[Web page and app entries]
----------------

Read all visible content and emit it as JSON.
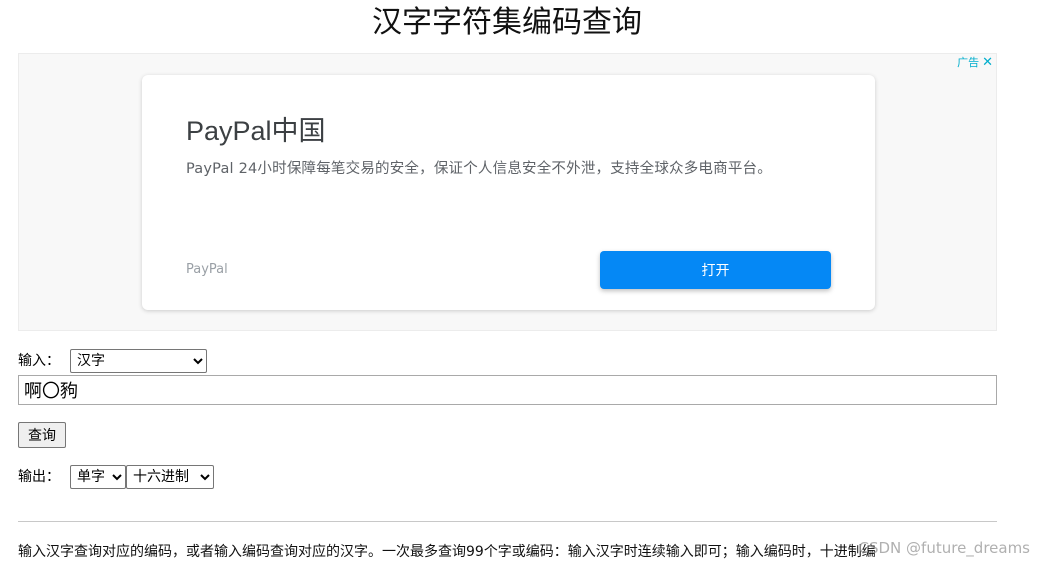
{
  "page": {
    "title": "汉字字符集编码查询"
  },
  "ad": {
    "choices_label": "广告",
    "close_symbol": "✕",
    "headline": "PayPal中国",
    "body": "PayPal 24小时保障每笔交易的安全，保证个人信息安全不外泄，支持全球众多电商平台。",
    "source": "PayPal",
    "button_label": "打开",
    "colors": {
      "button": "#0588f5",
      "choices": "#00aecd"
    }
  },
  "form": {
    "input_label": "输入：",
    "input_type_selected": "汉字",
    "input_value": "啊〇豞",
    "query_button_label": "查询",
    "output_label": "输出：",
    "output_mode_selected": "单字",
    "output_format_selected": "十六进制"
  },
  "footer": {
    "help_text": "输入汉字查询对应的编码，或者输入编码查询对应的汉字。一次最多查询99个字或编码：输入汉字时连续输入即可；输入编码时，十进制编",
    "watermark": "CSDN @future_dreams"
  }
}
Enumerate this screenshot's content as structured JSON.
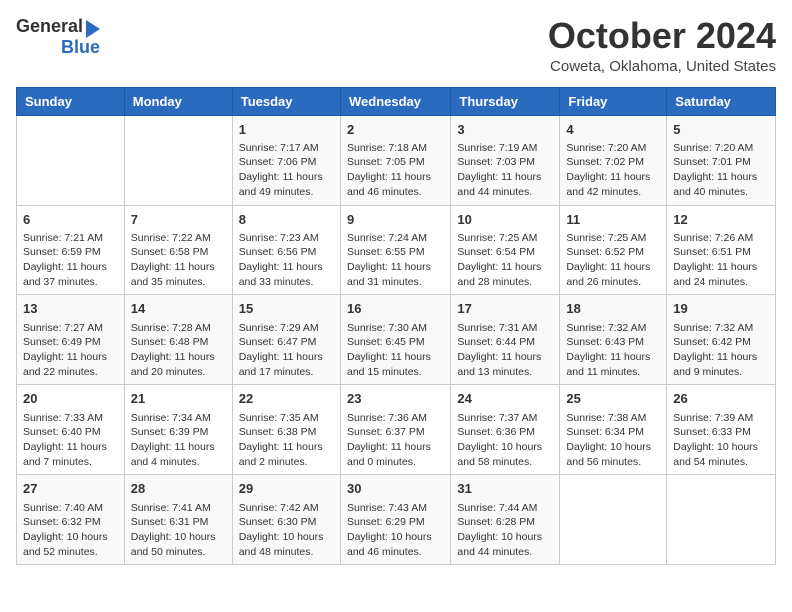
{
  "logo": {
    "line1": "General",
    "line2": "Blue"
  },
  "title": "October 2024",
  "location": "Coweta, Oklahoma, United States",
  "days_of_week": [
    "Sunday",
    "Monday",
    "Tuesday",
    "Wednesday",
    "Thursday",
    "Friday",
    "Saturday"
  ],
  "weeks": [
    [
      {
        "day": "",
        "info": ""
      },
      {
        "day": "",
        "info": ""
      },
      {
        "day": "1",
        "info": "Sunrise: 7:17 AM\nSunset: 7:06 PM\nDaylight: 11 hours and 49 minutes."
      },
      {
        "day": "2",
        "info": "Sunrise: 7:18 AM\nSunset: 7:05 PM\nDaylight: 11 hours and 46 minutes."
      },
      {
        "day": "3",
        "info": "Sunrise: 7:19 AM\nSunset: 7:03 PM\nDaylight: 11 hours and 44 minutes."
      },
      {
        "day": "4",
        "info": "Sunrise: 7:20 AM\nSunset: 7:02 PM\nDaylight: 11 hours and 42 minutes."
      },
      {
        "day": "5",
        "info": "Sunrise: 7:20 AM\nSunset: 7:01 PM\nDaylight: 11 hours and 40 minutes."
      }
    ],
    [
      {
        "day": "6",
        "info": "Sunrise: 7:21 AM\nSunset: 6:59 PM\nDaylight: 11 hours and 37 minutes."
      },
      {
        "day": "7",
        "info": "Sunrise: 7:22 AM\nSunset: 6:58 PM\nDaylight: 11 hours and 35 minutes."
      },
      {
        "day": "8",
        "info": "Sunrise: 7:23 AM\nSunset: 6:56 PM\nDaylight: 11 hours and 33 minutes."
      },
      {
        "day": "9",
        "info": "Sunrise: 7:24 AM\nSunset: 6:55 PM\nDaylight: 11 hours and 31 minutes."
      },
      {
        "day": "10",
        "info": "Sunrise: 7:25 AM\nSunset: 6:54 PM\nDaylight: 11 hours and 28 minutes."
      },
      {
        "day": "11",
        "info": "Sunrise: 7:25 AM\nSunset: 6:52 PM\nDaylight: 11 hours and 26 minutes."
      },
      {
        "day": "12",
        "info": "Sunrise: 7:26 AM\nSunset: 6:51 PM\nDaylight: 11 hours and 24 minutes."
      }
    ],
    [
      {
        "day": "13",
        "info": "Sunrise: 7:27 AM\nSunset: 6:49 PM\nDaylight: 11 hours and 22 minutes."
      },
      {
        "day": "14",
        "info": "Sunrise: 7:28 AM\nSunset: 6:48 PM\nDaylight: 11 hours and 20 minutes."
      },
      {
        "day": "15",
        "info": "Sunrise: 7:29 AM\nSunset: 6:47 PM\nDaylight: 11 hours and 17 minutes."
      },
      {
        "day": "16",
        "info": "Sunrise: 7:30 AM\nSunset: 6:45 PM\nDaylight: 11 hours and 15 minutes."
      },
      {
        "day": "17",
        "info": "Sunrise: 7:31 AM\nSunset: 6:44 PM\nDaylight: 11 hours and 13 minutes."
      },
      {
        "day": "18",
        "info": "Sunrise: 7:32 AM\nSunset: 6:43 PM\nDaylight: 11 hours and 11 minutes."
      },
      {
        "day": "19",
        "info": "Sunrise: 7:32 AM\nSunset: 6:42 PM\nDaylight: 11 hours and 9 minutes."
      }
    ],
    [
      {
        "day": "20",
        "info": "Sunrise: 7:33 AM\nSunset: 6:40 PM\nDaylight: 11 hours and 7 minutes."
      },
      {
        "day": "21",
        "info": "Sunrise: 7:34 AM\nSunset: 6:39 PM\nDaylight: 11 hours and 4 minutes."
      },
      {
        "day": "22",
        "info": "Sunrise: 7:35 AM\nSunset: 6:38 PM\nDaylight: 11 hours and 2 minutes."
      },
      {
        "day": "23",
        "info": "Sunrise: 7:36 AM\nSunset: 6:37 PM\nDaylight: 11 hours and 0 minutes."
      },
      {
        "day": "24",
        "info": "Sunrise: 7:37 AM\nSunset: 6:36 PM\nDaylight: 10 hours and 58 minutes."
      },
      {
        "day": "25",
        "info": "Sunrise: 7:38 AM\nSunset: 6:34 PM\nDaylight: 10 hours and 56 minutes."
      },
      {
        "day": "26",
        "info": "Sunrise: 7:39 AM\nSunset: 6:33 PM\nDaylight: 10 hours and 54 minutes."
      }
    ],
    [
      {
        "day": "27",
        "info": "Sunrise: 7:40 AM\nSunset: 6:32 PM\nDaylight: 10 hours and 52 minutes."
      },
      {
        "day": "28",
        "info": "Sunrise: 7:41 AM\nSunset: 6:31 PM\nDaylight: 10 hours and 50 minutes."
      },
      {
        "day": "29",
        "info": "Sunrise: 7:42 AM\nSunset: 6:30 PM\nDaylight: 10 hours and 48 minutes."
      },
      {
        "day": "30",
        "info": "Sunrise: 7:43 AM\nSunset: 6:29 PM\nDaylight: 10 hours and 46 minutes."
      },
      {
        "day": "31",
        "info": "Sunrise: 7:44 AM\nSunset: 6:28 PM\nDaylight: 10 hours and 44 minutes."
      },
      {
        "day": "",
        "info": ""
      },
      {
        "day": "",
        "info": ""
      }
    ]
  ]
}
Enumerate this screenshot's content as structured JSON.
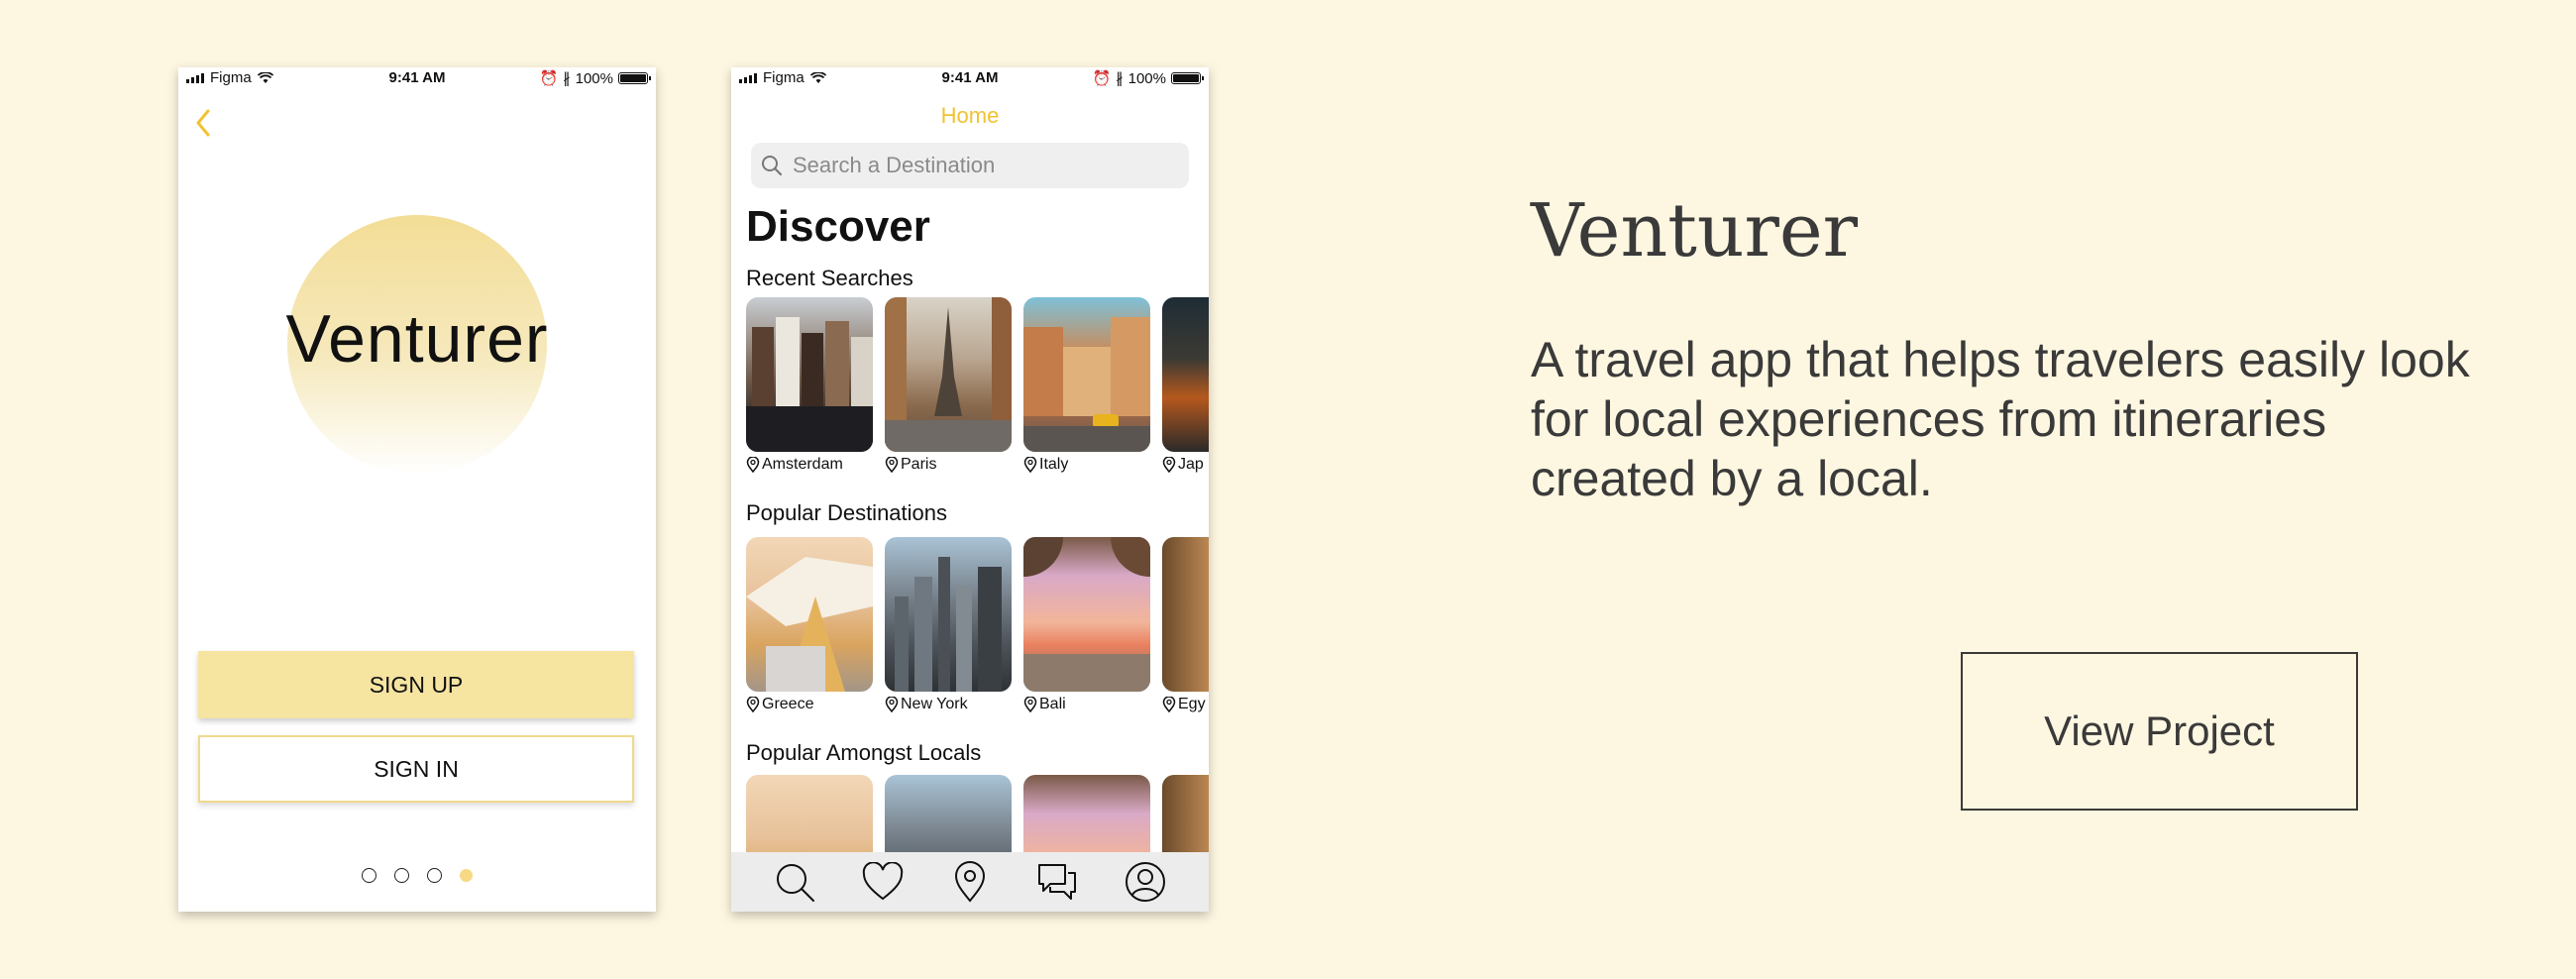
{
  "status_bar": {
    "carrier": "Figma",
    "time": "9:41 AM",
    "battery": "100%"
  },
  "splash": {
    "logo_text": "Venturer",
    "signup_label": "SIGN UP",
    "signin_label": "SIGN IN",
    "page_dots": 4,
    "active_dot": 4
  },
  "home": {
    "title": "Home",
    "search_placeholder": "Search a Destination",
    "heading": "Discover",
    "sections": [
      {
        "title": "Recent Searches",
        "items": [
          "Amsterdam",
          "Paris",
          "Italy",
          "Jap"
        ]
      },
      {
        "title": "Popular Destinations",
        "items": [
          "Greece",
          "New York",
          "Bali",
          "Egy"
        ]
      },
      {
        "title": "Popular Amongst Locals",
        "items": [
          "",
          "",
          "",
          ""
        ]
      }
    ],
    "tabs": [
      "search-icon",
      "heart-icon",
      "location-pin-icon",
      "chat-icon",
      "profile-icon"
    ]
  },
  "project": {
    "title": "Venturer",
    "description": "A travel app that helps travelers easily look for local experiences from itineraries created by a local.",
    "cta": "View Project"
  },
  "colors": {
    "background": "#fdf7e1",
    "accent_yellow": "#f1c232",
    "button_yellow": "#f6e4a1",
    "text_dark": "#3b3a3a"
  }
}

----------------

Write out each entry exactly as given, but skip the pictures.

Reply to the exercise:
Read all visible content and emit it as JSON.
{
  "page": {
    "title": "汉字字符集编码查询"
  },
  "ad": {
    "choices_label": "广告",
    "close_symbol": "✕",
    "headline": "PayPal中国",
    "body": "PayPal 24小时保障每笔交易的安全，保证个人信息安全不外泄，支持全球众多电商平台。",
    "source": "PayPal",
    "button_label": "打开",
    "colors": {
      "button": "#0588f5",
      "choices": "#00aecd"
    }
  },
  "form": {
    "input_label": "输入：",
    "input_type_selected": "汉字",
    "input_value": "啊〇豞",
    "query_button_label": "查询",
    "output_label": "输出：",
    "output_mode_selected": "单字",
    "output_format_selected": "十六进制"
  },
  "footer": {
    "help_text": "输入汉字查询对应的编码，或者输入编码查询对应的汉字。一次最多查询99个字或编码：输入汉字时连续输入即可；输入编码时，十进制编",
    "watermark": "CSDN @future_dreams"
  }
}
Enumerate this screenshot's content as structured JSON.
{
  "logo": {
    "line1": "General",
    "line2": "Blue"
  },
  "title": "October 2024",
  "location": "Coweta, Oklahoma, United States",
  "days_of_week": [
    "Sunday",
    "Monday",
    "Tuesday",
    "Wednesday",
    "Thursday",
    "Friday",
    "Saturday"
  ],
  "weeks": [
    [
      {
        "day": "",
        "info": ""
      },
      {
        "day": "",
        "info": ""
      },
      {
        "day": "1",
        "info": "Sunrise: 7:17 AM\nSunset: 7:06 PM\nDaylight: 11 hours and 49 minutes."
      },
      {
        "day": "2",
        "info": "Sunrise: 7:18 AM\nSunset: 7:05 PM\nDaylight: 11 hours and 46 minutes."
      },
      {
        "day": "3",
        "info": "Sunrise: 7:19 AM\nSunset: 7:03 PM\nDaylight: 11 hours and 44 minutes."
      },
      {
        "day": "4",
        "info": "Sunrise: 7:20 AM\nSunset: 7:02 PM\nDaylight: 11 hours and 42 minutes."
      },
      {
        "day": "5",
        "info": "Sunrise: 7:20 AM\nSunset: 7:01 PM\nDaylight: 11 hours and 40 minutes."
      }
    ],
    [
      {
        "day": "6",
        "info": "Sunrise: 7:21 AM\nSunset: 6:59 PM\nDaylight: 11 hours and 37 minutes."
      },
      {
        "day": "7",
        "info": "Sunrise: 7:22 AM\nSunset: 6:58 PM\nDaylight: 11 hours and 35 minutes."
      },
      {
        "day": "8",
        "info": "Sunrise: 7:23 AM\nSunset: 6:56 PM\nDaylight: 11 hours and 33 minutes."
      },
      {
        "day": "9",
        "info": "Sunrise: 7:24 AM\nSunset: 6:55 PM\nDaylight: 11 hours and 31 minutes."
      },
      {
        "day": "10",
        "info": "Sunrise: 7:25 AM\nSunset: 6:54 PM\nDaylight: 11 hours and 28 minutes."
      },
      {
        "day": "11",
        "info": "Sunrise: 7:25 AM\nSunset: 6:52 PM\nDaylight: 11 hours and 26 minutes."
      },
      {
        "day": "12",
        "info": "Sunrise: 7:26 AM\nSunset: 6:51 PM\nDaylight: 11 hours and 24 minutes."
      }
    ],
    [
      {
        "day": "13",
        "info": "Sunrise: 7:27 AM\nSunset: 6:49 PM\nDaylight: 11 hours and 22 minutes."
      },
      {
        "day": "14",
        "info": "Sunrise: 7:28 AM\nSunset: 6:48 PM\nDaylight: 11 hours and 20 minutes."
      },
      {
        "day": "15",
        "info": "Sunrise: 7:29 AM\nSunset: 6:47 PM\nDaylight: 11 hours and 17 minutes."
      },
      {
        "day": "16",
        "info": "Sunrise: 7:30 AM\nSunset: 6:45 PM\nDaylight: 11 hours and 15 minutes."
      },
      {
        "day": "17",
        "info": "Sunrise: 7:31 AM\nSunset: 6:44 PM\nDaylight: 11 hours and 13 minutes."
      },
      {
        "day": "18",
        "info": "Sunrise: 7:32 AM\nSunset: 6:43 PM\nDaylight: 11 hours and 11 minutes."
      },
      {
        "day": "19",
        "info": "Sunrise: 7:32 AM\nSunset: 6:42 PM\nDaylight: 11 hours and 9 minutes."
      }
    ],
    [
      {
        "day": "20",
        "info": "Sunrise: 7:33 AM\nSunset: 6:40 PM\nDaylight: 11 hours and 7 minutes."
      },
      {
        "day": "21",
        "info": "Sunrise: 7:34 AM\nSunset: 6:39 PM\nDaylight: 11 hours and 4 minutes."
      },
      {
        "day": "22",
        "info": "Sunrise: 7:35 AM\nSunset: 6:38 PM\nDaylight: 11 hours and 2 minutes."
      },
      {
        "day": "23",
        "info": "Sunrise: 7:36 AM\nSunset: 6:37 PM\nDaylight: 11 hours and 0 minutes."
      },
      {
        "day": "24",
        "info": "Sunrise: 7:37 AM\nSunset: 6:36 PM\nDaylight: 10 hours and 58 minutes."
      },
      {
        "day": "25",
        "info": "Sunrise: 7:38 AM\nSunset: 6:34 PM\nDaylight: 10 hours and 56 minutes."
      },
      {
        "day": "26",
        "info": "Sunrise: 7:39 AM\nSunset: 6:33 PM\nDaylight: 10 hours and 54 minutes."
      }
    ],
    [
      {
        "day": "27",
        "info": "Sunrise: 7:40 AM\nSunset: 6:32 PM\nDaylight: 10 hours and 52 minutes."
      },
      {
        "day": "28",
        "info": "Sunrise: 7:41 AM\nSunset: 6:31 PM\nDaylight: 10 hours and 50 minutes."
      },
      {
        "day": "29",
        "info": "Sunrise: 7:42 AM\nSunset: 6:30 PM\nDaylight: 10 hours and 48 minutes."
      },
      {
        "day": "30",
        "info": "Sunrise: 7:43 AM\nSunset: 6:29 PM\nDaylight: 10 hours and 46 minutes."
      },
      {
        "day": "31",
        "info": "Sunrise: 7:44 AM\nSunset: 6:28 PM\nDaylight: 10 hours and 44 minutes."
      },
      {
        "day": "",
        "info": ""
      },
      {
        "day": "",
        "info": ""
      }
    ]
  ]
}
Enumerate this screenshot's content as structured JSON.
{
  "status_bar": {
    "carrier": "Figma",
    "time": "9:41 AM",
    "battery": "100%"
  },
  "splash": {
    "logo_text": "Venturer",
    "signup_label": "SIGN UP",
    "signin_label": "SIGN IN",
    "page_dots": 4,
    "active_dot": 4
  },
  "home": {
    "title": "Home",
    "search_placeholder": "Search a Destination",
    "heading": "Discover",
    "sections": [
      {
        "title": "Recent Searches",
        "items": [
          "Amsterdam",
          "Paris",
          "Italy",
          "Jap"
        ]
      },
      {
        "title": "Popular Destinations",
        "items": [
          "Greece",
          "New York",
          "Bali",
          "Egy"
        ]
      },
      {
        "title": "Popular Amongst Locals",
        "items": [
          "",
          "",
          "",
          ""
        ]
      }
    ],
    "tabs": [
      "search-icon",
      "heart-icon",
      "location-pin-icon",
      "chat-icon",
      "profile-icon"
    ]
  },
  "project": {
    "title": "Venturer",
    "description": "A travel app that helps travelers easily look for local experiences from itineraries created by a local.",
    "cta": "View Project"
  },
  "colors": {
    "background": "#fdf7e1",
    "accent_yellow": "#f1c232",
    "button_yellow": "#f6e4a1",
    "text_dark": "#3b3a3a"
  }
}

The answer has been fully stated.